■ EXERCISE AIM: Throughout the entries below, report every line where "index" is found.

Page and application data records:
--- START ---
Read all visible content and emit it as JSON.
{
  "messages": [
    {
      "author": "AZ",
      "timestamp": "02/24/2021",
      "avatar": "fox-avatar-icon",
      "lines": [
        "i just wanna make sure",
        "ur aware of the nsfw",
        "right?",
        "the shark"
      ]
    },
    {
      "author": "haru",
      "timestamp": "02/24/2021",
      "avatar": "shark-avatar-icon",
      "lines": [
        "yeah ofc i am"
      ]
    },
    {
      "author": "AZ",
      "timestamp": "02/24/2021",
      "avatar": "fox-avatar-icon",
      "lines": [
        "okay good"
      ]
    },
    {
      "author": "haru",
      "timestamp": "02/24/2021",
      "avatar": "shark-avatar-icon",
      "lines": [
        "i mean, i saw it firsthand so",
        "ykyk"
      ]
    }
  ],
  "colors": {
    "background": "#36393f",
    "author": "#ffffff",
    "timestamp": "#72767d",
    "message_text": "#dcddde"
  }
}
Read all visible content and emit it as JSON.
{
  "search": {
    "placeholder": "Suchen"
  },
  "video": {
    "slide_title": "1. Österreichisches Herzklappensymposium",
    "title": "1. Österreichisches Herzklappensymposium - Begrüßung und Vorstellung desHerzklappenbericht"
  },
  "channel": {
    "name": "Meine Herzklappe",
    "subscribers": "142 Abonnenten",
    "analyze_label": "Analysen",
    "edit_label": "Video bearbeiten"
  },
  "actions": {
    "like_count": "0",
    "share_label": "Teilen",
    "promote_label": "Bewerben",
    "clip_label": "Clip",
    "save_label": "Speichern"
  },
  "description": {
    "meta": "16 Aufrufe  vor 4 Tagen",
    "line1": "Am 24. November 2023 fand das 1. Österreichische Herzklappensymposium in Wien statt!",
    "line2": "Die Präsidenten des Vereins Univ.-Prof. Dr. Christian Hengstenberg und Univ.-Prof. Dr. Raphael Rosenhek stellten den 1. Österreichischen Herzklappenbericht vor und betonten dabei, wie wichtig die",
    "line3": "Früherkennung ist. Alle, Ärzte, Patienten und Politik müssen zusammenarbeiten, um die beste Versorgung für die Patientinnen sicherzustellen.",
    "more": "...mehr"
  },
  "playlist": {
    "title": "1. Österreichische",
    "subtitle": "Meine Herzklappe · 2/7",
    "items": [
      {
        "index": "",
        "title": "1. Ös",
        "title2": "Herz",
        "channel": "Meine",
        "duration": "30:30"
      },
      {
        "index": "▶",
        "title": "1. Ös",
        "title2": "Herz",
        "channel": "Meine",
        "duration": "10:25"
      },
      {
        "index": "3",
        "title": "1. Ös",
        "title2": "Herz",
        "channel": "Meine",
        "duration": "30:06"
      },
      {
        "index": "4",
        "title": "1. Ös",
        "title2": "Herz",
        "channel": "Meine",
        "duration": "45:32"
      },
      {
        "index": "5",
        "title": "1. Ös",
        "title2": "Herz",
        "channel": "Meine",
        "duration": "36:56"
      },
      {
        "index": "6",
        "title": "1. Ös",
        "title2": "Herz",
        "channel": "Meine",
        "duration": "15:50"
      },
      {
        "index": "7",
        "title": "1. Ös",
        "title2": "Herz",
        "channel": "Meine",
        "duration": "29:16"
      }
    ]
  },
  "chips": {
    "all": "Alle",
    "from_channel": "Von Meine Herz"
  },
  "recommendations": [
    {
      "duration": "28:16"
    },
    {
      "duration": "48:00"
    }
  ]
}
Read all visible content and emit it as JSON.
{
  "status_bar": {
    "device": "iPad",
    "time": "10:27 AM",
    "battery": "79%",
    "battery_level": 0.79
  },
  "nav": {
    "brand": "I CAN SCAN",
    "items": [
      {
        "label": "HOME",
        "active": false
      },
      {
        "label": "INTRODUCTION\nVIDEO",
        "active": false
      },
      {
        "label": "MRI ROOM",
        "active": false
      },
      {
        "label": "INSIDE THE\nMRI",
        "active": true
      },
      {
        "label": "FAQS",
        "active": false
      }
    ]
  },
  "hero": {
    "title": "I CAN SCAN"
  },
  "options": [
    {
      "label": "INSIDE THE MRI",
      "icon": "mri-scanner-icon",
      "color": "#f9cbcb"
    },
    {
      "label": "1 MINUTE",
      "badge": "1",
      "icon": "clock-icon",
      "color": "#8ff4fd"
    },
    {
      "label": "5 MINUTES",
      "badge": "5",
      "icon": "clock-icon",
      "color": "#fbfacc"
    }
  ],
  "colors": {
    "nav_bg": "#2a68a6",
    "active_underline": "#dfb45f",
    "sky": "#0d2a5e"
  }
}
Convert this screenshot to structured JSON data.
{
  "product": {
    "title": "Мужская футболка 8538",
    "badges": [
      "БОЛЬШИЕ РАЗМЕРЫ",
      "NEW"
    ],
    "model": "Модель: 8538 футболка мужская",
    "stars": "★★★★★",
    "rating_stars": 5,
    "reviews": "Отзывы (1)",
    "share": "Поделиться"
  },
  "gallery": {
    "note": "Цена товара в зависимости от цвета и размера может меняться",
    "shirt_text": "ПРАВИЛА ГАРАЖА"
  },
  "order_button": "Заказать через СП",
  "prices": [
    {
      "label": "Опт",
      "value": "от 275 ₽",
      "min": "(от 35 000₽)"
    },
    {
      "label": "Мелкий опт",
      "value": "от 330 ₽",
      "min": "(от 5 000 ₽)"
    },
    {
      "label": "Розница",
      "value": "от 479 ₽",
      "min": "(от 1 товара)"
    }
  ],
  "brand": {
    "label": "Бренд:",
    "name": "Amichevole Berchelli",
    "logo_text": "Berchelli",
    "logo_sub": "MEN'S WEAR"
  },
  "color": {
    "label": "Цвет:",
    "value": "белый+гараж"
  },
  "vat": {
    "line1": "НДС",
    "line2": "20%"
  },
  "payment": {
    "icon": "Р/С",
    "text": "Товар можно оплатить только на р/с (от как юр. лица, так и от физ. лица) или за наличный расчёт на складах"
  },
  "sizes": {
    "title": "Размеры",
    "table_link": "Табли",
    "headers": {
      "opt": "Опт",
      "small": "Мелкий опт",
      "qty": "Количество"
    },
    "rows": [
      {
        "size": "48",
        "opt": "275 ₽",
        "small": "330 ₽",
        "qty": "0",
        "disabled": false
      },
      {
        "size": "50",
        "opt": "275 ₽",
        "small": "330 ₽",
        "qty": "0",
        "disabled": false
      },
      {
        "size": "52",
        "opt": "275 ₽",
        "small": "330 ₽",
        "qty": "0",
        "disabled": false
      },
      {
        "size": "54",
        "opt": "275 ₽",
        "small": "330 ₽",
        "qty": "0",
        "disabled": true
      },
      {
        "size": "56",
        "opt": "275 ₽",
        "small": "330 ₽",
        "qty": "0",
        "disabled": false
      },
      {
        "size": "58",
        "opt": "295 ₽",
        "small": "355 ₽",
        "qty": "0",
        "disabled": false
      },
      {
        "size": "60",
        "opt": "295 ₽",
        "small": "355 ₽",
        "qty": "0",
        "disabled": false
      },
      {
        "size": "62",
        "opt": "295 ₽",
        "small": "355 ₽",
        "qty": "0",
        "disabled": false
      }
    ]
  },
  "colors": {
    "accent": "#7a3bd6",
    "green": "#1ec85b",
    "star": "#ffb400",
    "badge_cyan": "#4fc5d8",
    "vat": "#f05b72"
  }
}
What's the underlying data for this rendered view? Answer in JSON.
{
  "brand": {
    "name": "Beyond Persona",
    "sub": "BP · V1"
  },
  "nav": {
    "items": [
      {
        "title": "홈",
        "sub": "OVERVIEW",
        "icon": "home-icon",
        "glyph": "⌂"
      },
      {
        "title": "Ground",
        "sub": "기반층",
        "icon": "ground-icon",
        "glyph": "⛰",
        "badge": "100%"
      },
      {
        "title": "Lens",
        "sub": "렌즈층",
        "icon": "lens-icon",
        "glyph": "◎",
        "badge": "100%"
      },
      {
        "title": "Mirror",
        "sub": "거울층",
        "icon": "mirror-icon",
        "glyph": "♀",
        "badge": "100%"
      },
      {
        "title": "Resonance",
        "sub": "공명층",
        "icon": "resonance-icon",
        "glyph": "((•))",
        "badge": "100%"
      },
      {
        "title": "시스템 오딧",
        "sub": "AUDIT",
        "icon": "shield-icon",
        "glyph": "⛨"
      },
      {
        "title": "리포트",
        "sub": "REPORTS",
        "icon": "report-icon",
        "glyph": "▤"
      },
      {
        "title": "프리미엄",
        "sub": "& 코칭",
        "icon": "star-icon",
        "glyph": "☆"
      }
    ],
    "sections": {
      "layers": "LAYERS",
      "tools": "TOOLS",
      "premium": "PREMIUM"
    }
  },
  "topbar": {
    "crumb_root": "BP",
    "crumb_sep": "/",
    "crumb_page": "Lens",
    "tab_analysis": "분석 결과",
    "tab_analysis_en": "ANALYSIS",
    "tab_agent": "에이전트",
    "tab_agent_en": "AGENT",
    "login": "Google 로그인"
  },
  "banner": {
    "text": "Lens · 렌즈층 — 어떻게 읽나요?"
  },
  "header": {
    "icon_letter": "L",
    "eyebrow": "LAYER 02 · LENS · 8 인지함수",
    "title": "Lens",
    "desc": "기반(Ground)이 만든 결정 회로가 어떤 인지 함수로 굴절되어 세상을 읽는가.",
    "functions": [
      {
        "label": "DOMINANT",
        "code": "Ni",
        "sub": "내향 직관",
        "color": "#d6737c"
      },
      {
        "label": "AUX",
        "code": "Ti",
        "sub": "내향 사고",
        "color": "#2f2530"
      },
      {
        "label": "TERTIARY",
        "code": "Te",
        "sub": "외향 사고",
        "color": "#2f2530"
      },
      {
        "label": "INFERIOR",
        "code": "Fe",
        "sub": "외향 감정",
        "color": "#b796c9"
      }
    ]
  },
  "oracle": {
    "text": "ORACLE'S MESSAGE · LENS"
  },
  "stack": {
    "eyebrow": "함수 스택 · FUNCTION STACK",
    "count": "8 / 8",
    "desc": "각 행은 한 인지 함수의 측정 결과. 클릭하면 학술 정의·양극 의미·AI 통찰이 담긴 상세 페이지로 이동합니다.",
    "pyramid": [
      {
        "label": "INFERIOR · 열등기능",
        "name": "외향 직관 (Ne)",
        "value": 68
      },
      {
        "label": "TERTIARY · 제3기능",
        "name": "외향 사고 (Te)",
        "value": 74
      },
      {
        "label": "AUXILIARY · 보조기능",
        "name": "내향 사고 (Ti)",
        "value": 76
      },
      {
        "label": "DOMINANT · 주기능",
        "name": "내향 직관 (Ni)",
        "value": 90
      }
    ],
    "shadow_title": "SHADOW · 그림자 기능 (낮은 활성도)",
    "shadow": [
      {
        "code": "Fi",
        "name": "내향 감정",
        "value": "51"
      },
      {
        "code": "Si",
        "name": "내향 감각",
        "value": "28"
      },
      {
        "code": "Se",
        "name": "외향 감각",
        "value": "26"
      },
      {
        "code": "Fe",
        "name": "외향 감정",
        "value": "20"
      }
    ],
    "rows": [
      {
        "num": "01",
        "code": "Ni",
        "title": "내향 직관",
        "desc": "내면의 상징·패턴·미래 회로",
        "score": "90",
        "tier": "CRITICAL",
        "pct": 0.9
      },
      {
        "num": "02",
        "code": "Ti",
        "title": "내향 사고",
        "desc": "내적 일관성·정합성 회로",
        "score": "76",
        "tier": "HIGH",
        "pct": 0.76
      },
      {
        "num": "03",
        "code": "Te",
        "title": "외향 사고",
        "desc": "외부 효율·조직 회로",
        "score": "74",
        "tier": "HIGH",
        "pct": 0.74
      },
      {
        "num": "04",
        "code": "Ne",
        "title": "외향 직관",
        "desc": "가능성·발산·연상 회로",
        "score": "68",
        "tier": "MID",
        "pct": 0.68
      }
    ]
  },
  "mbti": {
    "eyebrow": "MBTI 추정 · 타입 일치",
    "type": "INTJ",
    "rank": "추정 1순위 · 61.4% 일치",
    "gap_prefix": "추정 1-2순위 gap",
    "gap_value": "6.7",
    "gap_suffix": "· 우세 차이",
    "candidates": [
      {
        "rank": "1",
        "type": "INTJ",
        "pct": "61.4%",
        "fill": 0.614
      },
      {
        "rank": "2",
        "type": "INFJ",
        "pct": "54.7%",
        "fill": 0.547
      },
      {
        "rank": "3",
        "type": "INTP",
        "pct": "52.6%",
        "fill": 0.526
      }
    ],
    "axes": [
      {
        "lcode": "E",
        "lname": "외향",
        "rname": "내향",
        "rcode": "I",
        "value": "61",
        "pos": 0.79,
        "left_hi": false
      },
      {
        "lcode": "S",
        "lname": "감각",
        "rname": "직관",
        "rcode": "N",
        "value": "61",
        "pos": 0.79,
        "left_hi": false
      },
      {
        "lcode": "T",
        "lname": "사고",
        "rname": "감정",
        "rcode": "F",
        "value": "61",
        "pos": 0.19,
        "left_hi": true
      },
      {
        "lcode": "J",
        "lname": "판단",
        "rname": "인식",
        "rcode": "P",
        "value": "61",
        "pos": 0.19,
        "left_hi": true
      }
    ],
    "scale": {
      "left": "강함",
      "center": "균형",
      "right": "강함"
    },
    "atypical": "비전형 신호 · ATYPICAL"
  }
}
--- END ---
■ ANSWER FOR THE TASK:
        "index": "",
        "index": "▶",
        "index": "3",
        "index": "4",
        "index": "5",
        "index": "6",
        "index": "7",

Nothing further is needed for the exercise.